The Wigwam Resort Jones Lays Out Traditional Golf in the Valley of the Sun
LITCHFIELD PARK - Yes, traditional golf still exists in the Valley. Amid the acres of sparkling desert layouts and multi-million dollar projects, there are a few reminders of the game our parents and grandparents played still standing. One of the finest among them is the Wigwam Resort's Gold Course. Designed by the prolific and legendary Robert Trent Jones, Sr., the Gold Course is rugged and mature, and as fine a test of your shot-making ability as you'll find.
The old Brit made no secret of the fact that his first goal when constructing a course, was to make it difficult for even the best golfers. He succeeded with Wigwam Gold.
Sand traps usually outnumber the golfers on the Gold Course, and narrow fairways lead to small, hard greens while canals wind through a healthy mixture of deciduous trees, pines and high, waving palm.
Near the greens things really get dicey. Excavation equipment wasn't what it is today, but Jones had several lakes dug out of the ground and nestled most of them up to his greens. He also hid some of the water, including canals that cross in front of two of the greens, to catch unwary players and those who don't know the course.
And the bunkers are worth mentioning again.
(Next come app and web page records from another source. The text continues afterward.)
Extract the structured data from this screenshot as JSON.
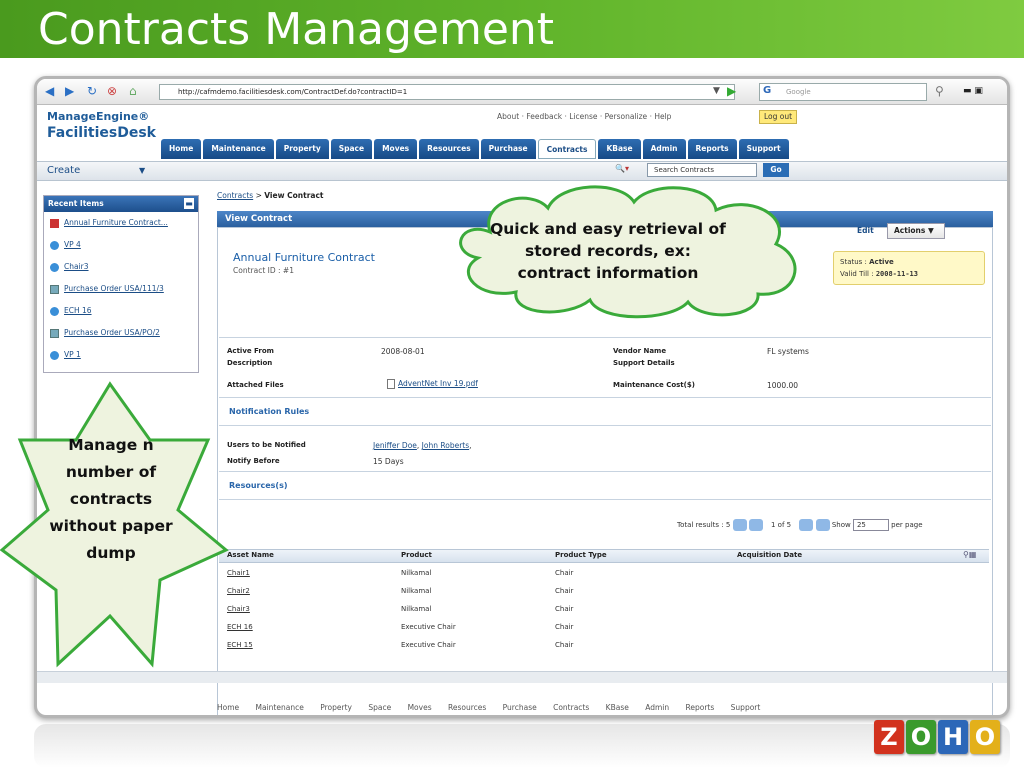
{
  "slide": {
    "title": "Contracts Management"
  },
  "browser": {
    "url": "http://cafmdemo.facilitiesdesk.com/ContractDef.do?contractID=1",
    "search_placeholder": "Google"
  },
  "app": {
    "logo_line1": "ManageEngine®",
    "logo_line2": "FacilitiesDesk",
    "top_links": [
      "About",
      "Feedback",
      "License",
      "Personalize",
      "Help"
    ],
    "logout_label": "Log out",
    "tabs": [
      {
        "label": "Home"
      },
      {
        "label": "Maintenance"
      },
      {
        "label": "Property"
      },
      {
        "label": "Space"
      },
      {
        "label": "Moves"
      },
      {
        "label": "Resources"
      },
      {
        "label": "Purchase"
      },
      {
        "label": "Contracts"
      },
      {
        "label": "KBase"
      },
      {
        "label": "Admin"
      },
      {
        "label": "Reports"
      },
      {
        "label": "Support"
      }
    ],
    "active_tab": "Contracts",
    "create_label": "Create",
    "search_value": "Search Contracts",
    "go_label": "Go"
  },
  "sidebar": {
    "title": "Recent Items",
    "items": [
      {
        "label": "Annual Furniture Contract..."
      },
      {
        "label": "VP 4"
      },
      {
        "label": "Chair3"
      },
      {
        "label": "Purchase Order USA/111/3"
      },
      {
        "label": "ECH 16"
      },
      {
        "label": "Purchase Order USA/PO/2"
      },
      {
        "label": "VP 1"
      }
    ]
  },
  "contract": {
    "breadcrumb_root": "Contracts",
    "breadcrumb_sep": ">",
    "breadcrumb_current": "View Contract",
    "panel_title": "View Contract",
    "edit_label": "Edit",
    "actions_label": "Actions",
    "name": "Annual Furniture Contract",
    "id_text": "Contract ID : #1",
    "status_label": "Status :",
    "status_value": "Active",
    "valid_label": "Valid Till :",
    "valid_value": "2008-11-13",
    "active_from_label": "Active From",
    "active_from_value": "2008-08-01",
    "description_label": "Description",
    "vendor_label": "Vendor Name",
    "vendor_value": "FL systems",
    "support_label": "Support Details",
    "attached_label": "Attached Files",
    "attached_value": "AdventNet Inv 19.pdf",
    "maint_label": "Maintenance Cost($)",
    "maint_value": "1000.00",
    "notif_heading": "Notification Rules",
    "notify_users_label": "Users to be Notified",
    "notify_user1": "Jeniffer Doe",
    "notify_user2": "John Roberts",
    "notify_before_label": "Notify Before",
    "notify_before_value": "15 Days",
    "resources_heading": "Resources(s)"
  },
  "paging": {
    "total_text": "Total results : 5",
    "range_text": "1 of 5",
    "show_label": "Show",
    "per_page_value": "25",
    "per_page_label": "per page"
  },
  "table": {
    "columns": [
      "Asset Name",
      "Product",
      "Product Type",
      "Acquisition Date"
    ],
    "rows": [
      [
        "Chair1",
        "Nilkamal",
        "Chair",
        ""
      ],
      [
        "Chair2",
        "Nilkamal",
        "Chair",
        ""
      ],
      [
        "Chair3",
        "Nilkamal",
        "Chair",
        ""
      ],
      [
        "ECH 16",
        "Executive Chair",
        "Chair",
        ""
      ],
      [
        "ECH 15",
        "Executive Chair",
        "Chair",
        ""
      ]
    ]
  },
  "footer_links": "Home Maintenance Property Space Moves Resources Purchase Contracts KBase Admin Reports Support",
  "callouts": {
    "cloud": "Quick and easy retrieval of stored records, ex: contract information",
    "star": "Manage n number of contracts without paper dump"
  },
  "brand": {
    "letters": [
      "Z",
      "O",
      "H",
      "O"
    ],
    "colors": [
      "#d2321e",
      "#3a9a2c",
      "#2c67b8",
      "#e3b01a"
    ],
    "accent": "#5fb32a"
  }
}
Jones was a pioneer of the dreaded "right front" bunkers that catch the week fades of average golfers and force high, delicate approach shots in order to carry them. Greens are well protected, and just in case it wasn't hard enough, he plopped a couple of palm trees right into the middle of the bunkers on a few holes. Difficulty is not the only signature of a Jones course, though. Fans of the traditional game will appreciate the narrow rolling fairways and the vegetation-rich rough.
There's always an adventure to be had by going off the beaten path, and a reward awaiting every long, straight drive. The course is built inside a housing development, but does not seem confining.
The sanctuary from any major roads is a big plus, however, as bird chirping is the predominant sound on the course. And there is something that will always be beautiful about a course that reasonably can be played in about four hours. After a brief bottleneck at the first par-3, the Gold Course opens up and supports fast play. There is no dense forest area in which to lose a ball, and anything too far left or right usually calls for a pitch back to safety. Plus there aren't many three- and four-putts on the small greens.
The original Wigwam course was laid out in 1929, which is mostly the Blue Course of today (also an RTJ, Sr. design). Later, the Gold Course was reworked and then a Red Course was added, but the Gold Course is easily the star of the three. It stretches 7,074 yards from the gold tees, 6,504 yards from the whites and 5,663 from the forward red tees. A challenge from wherever you tee off, it is rated at a 74.1 from the tips, with a slope of 133.
The white rating/slope is 71.2/128 and the red is 72.8/126. Of course, Wigwam Gold is geared toward resort players, and carries with it a resort price that maxes out at $130 in peak season. But the course holds its own with others in the same price range, and can be considered a bargain in the off-season, when prices drop into the $40 range. One disappointment at the Wigwam is the driving range.
With three courses worth of players, you might expect a larger-than-normal range. On the contrary, it is a bit cramped with several golfers waiting in the wings. The rest of the practice facilities, however, are all that should be expected of a first-class resort, and the grounds never feel too crowded despite the 54 holes.
Skipping the driving range can be a bad idea on the Gold Course because each nine dispenses with niceties and gets right to it with a long par-5. No 10 reaches 605 yards at its longest. Not much of a birdie opportunity there! The par-4s are more manageable however, and the length of the course should not overwhelm anyone. The Gold Course is a course for golfers of all ages and handicaps, provided some of them don't mind posting high scores. As Jones said of his courses, "par is tough, but a bogey is easy."
Of course he meant easy for a scratch golfer, but the phrase still holds some truth for others. But the Wigwam Resort is not only about golf.
It's a town unto itself with 331 guest casitas providing the southwestern charm, three restaurants, and plenty of recreation and meeting facilities. The Grille on the Greens overlooks the clubhouse and course and offers a pleasant patio dining experience.
For travelers, the Wigwam is a convenient alternative to East Valley lodging. It is located less than 20 miles from downtown Phoenix, just north of I-10. And it's just a stone's throw or two from Palm Valley and Estrella Mountain Ranch, two high-quality golf destinations. So when you are deciding where to play your next round of golf, remember this: Even Jones, who's newest course in Las Vegas is scheduled to open in 2000, doesn't make 'em like Wigwam Gold anymore. For more information, contact:
The Wigwam Resort
300 Wigwam Boulevard
Litchfield Park, AZ 85340
June 3, 1999